Neutrophils, which are produced in the bone marrow and circulate in the blood, are a type of white blood cell. Neutrophils, are abundant and make up about 50% to 75% of white blood cells. Neutrophils respond to infection and attack bacteria and other foreign invaders directly.
Neutrophils are the first type of immune cell to respond to and arrive at the site of infection, often within an hour. Neutrophils will respond to infection inside the body, but also on the surface, as in the case of skin infections. Pus, which is one visible sign of a skin infection, contains mainly dead neutrophils, bacteria, and cells. Pus can form internally, as well.
The results of a common blood test, called an absolute neutrophil count (ANC), are routinely checked during cancer treatment to determine how the immune system is responding to treatment. When ANC is low, this is called neutropenia. If ANC drops below about 500 cells per microliter, the risk of infection increases and your doctor may prescribe medications to bring ANC back into a normal range and temporarily offer antibiotics to prevent serious infections.

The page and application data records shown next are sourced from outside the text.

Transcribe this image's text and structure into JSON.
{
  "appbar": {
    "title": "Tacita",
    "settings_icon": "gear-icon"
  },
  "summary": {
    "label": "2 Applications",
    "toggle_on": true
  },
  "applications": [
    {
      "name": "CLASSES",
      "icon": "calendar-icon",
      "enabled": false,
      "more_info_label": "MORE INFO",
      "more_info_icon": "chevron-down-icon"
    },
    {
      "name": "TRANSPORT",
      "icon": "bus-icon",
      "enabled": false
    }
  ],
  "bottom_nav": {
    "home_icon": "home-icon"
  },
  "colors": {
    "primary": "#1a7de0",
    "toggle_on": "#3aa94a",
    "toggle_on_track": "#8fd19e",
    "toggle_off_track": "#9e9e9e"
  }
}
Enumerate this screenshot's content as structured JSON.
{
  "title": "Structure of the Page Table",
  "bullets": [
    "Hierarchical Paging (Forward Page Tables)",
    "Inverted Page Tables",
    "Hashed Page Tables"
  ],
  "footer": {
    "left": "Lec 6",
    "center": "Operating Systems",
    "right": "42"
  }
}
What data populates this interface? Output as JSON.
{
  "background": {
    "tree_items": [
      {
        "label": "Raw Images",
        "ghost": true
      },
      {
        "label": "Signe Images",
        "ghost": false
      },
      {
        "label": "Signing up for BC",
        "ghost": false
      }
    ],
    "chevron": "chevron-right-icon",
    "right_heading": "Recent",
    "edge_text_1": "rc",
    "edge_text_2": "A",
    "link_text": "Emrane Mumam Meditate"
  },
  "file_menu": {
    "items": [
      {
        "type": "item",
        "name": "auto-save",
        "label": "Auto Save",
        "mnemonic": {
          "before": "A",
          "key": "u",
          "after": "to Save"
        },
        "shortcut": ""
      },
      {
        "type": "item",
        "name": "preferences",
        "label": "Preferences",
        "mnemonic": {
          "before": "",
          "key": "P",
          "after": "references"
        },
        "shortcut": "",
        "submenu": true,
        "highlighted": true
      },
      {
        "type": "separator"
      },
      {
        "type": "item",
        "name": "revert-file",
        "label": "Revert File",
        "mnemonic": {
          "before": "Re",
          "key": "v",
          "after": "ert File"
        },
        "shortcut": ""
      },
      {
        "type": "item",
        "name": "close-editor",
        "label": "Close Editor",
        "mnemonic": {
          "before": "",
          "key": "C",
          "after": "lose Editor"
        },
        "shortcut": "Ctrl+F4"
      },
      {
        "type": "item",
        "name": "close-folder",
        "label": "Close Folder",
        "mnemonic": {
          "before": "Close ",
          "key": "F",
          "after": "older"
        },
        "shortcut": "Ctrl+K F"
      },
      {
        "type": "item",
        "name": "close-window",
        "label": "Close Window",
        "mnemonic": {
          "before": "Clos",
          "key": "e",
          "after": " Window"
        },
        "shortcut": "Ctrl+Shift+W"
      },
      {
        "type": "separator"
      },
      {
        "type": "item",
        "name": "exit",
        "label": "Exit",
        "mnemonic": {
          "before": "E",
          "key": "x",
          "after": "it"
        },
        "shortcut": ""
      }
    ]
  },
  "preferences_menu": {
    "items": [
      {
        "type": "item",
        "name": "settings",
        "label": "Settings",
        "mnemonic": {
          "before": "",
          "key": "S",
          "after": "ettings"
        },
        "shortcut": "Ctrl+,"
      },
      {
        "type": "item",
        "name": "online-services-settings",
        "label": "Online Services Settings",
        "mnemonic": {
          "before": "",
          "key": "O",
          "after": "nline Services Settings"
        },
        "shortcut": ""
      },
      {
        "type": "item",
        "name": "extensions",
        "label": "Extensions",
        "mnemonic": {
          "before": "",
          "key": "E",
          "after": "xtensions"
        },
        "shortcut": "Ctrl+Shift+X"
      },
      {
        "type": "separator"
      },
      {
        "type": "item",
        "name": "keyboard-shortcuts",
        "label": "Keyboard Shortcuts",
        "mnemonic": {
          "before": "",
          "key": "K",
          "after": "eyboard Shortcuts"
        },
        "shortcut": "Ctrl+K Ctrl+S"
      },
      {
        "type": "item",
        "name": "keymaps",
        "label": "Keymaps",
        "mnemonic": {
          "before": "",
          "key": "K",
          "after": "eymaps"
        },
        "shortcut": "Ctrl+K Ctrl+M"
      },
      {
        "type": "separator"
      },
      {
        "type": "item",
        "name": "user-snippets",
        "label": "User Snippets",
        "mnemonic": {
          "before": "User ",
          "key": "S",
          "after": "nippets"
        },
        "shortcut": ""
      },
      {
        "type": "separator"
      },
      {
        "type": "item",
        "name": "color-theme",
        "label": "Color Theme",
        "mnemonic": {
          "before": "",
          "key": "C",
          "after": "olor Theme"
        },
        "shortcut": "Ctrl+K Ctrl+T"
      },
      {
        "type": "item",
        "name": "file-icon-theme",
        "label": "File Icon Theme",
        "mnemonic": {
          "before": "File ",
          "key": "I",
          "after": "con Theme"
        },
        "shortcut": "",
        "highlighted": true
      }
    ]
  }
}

Neutrophils are part of the innate immune system, which means that they can "non-specifically" destroy any invaders that they encounter in the body, such as bacteria and parasites. Non-specifically means that neutrophils do not have to recognize the invader specifically, but instead simply recognize the invader as something that should not be present in the body and should be destroyed.